In the world of web design, color is one of the most powerful communication tools. Colors change our moods, inspire specific behaviors, provoke various emotions or cause physiological reactions – for instance, increasing our heart rate. Picking the color palette for a website is essential. It's color that will sell your product, pass your brand message and impact consumers' perception of your company. Here are some hacks on how to make the most from color in web design.
Know your target audience
Before choosing a color palette, make sure to first analyze your audience. Knowing the general demographic is crucial because colors mean different things to different cultures. Take white, for instance – while in India it's associated with death, a typical Englishman will think about innocence or cleanliness.
But geographical location is not everything. Think about age as well. Young audiences love saturated and lively colors and will be attracted to such an extravagant website. Mature audiences might find the same colors annoying and leave your website.
Match colors to your product
Graphics, borders, headline types, buttons, backgrounds and pop-ups should all be coordinated in their look. All this will create a balanced and harmonious environment, but also reinforce your brand message about the product.
Every product fits a certain color scheme. While eco-friendly and outdoor products and services will benefit from green, which is the chromatic symbol for nature, those that require consumers' trust should be blue. Think about social media websites like Facebook or Twitter or online transaction systems like PayPal – they're all blue because the color communicates serenity and trustworthiness.
Bright colors for call-to-action
Your call-to-action messages and buttons should be visible. Bright primary and secondary colors like red, green, orange or yellow will guarantee that users pay attention to these elements. Web designers fond of darker colors like black, dark gray, purple or brown will find out that most of the time those tints result in lower conversion rates.
Yellow and orange are perfect for call-to-action messages and boxes. They're among the 'ugly' colors, which generally do wonders to conversion rates. It's simple – since they go against our aesthetic sense, these ugly tints often capture more attention than elements, which perfectly fit the color scheme of the website.
Colors and genders
Another important audience metric is gender. An insightful KISSmetrics study showed that women like blue, green and purple, men tend to go for blue, green and black. In fact, men reported purple to be one of their least favorite colors. This essentially means that purple can be very tricky in web design.
How to research your target audience before you choose a color scheme? Make sure to have at least two variants available, test your website with A/B testing and be ready to apply major changes to your website if your color scheme turns out to affect its conversion rate.
The white and black issue
Those two colors are very tricky. If you're interested in a clear and uncluttered layout (and who isn't?), you can use one of them as your background. White or negative space adds a touch of sophistication to any website. This kind of simple and modern look might be perfect for some brands.

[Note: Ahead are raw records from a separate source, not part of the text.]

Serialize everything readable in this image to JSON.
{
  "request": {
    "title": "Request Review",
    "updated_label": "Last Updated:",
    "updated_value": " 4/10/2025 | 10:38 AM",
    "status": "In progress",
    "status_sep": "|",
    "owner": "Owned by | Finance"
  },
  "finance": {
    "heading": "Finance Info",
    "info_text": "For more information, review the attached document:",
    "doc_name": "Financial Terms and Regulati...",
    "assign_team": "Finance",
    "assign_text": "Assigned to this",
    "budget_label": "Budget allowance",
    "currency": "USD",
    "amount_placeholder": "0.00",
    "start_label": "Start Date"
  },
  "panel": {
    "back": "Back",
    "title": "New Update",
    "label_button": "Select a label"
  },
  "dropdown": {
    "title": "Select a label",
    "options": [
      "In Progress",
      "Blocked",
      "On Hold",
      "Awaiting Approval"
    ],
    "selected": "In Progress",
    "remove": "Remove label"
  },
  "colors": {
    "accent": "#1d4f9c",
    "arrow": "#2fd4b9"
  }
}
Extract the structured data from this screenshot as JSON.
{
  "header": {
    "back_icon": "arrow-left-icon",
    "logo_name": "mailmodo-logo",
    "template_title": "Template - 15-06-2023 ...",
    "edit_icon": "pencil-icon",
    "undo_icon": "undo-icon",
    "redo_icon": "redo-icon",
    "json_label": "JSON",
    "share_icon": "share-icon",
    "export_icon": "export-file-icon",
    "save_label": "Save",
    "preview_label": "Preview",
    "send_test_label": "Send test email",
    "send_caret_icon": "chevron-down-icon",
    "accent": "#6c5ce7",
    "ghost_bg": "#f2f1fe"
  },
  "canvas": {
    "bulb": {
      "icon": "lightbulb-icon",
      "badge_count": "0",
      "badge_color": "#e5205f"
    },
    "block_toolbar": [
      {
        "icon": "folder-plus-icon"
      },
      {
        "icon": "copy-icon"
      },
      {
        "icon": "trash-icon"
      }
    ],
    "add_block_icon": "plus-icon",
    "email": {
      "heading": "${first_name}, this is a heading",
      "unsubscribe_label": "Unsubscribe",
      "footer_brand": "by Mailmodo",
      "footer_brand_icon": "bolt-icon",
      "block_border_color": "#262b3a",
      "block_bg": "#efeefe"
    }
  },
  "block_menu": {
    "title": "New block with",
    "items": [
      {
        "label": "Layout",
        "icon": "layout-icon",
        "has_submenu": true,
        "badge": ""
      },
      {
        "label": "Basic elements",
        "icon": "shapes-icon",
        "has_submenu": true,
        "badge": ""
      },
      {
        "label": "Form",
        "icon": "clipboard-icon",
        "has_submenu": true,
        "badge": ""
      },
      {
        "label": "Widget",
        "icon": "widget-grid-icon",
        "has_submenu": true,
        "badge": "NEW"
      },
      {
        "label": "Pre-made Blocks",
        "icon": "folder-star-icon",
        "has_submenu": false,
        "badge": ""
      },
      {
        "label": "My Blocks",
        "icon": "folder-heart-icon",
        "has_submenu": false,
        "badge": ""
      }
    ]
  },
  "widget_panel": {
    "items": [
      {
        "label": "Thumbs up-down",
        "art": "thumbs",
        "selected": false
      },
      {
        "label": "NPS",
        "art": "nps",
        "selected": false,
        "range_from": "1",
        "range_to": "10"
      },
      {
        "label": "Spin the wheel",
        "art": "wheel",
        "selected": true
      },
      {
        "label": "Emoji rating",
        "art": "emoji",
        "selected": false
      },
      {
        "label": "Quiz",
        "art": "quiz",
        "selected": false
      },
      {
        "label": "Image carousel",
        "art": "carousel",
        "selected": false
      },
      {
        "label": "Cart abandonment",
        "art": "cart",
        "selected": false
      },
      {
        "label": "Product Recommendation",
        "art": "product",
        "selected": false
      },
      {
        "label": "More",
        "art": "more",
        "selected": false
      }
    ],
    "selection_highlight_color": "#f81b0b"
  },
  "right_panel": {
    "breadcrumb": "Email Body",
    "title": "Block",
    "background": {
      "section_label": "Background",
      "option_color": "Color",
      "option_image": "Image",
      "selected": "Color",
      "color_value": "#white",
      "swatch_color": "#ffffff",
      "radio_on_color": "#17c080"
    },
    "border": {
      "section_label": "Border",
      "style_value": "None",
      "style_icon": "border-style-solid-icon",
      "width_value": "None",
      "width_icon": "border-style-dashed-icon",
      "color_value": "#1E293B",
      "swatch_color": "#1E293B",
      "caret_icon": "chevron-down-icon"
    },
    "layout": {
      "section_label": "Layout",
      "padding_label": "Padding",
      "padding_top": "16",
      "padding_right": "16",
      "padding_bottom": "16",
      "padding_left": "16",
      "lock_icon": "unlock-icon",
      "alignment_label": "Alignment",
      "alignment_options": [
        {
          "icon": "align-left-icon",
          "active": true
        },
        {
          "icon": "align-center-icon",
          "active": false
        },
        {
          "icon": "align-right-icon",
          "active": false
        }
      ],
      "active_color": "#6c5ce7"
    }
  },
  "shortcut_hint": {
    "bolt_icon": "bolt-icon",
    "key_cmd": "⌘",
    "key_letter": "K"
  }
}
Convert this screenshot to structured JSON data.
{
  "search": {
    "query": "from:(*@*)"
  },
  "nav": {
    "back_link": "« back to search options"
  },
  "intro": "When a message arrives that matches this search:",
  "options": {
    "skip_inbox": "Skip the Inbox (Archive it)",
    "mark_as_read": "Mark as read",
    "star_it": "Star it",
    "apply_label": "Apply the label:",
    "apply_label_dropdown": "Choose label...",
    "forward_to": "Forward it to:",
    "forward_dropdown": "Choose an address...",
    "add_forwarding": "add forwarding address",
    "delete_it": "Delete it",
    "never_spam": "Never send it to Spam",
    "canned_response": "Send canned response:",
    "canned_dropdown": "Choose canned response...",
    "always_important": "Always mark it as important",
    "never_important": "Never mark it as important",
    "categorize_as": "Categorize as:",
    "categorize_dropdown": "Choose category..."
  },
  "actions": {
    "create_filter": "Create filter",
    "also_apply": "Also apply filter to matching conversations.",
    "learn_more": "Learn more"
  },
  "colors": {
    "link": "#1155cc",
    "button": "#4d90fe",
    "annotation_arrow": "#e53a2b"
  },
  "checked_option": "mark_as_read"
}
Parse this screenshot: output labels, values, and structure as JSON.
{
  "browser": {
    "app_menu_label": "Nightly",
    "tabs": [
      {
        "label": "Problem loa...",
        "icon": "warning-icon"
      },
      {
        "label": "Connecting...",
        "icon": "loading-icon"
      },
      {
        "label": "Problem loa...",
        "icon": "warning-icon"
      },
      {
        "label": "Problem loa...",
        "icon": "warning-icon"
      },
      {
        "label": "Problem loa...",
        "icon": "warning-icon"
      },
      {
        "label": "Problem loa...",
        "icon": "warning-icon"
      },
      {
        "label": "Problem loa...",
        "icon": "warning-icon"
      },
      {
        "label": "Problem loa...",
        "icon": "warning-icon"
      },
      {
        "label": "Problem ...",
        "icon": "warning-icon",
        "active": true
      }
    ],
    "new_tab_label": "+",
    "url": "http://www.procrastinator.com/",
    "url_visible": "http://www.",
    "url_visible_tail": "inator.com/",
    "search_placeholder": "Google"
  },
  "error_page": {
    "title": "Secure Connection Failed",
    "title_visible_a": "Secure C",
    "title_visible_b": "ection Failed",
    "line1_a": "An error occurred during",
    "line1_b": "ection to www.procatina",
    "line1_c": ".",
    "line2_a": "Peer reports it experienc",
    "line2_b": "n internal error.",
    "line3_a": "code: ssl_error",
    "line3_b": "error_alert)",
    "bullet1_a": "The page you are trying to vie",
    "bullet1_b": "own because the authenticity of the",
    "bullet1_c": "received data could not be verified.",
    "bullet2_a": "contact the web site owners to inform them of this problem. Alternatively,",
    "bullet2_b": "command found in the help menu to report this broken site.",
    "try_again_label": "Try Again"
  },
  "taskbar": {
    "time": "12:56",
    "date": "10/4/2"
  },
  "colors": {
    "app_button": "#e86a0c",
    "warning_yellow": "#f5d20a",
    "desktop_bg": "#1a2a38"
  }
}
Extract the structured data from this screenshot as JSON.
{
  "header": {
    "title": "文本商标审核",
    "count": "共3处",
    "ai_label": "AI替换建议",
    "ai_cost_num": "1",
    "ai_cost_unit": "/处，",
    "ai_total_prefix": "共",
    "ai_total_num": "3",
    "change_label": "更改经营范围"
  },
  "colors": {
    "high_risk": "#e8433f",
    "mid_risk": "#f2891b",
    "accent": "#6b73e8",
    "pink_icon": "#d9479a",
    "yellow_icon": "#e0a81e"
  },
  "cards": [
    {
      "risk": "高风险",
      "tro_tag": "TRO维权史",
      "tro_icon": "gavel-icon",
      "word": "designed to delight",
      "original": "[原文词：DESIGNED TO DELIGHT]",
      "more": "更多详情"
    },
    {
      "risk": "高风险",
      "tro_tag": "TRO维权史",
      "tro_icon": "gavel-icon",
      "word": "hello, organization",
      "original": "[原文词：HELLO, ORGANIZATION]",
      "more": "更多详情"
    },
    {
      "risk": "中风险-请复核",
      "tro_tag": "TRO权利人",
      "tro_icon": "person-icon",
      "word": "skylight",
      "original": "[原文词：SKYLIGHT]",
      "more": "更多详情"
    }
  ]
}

What about black? It's the color of power and elegance in a decidedly contemporary style. It will work well for brands addressing mature consumers. If you settle on black as your background color, make sure that your lettering is visible and messages readable.
Picking the right color palette for your website, you'll significantly improve the performance of your brand online – you'll enjoy a wider brand visibility, improve your conversion rate and clearly communicate your brand message to consumers.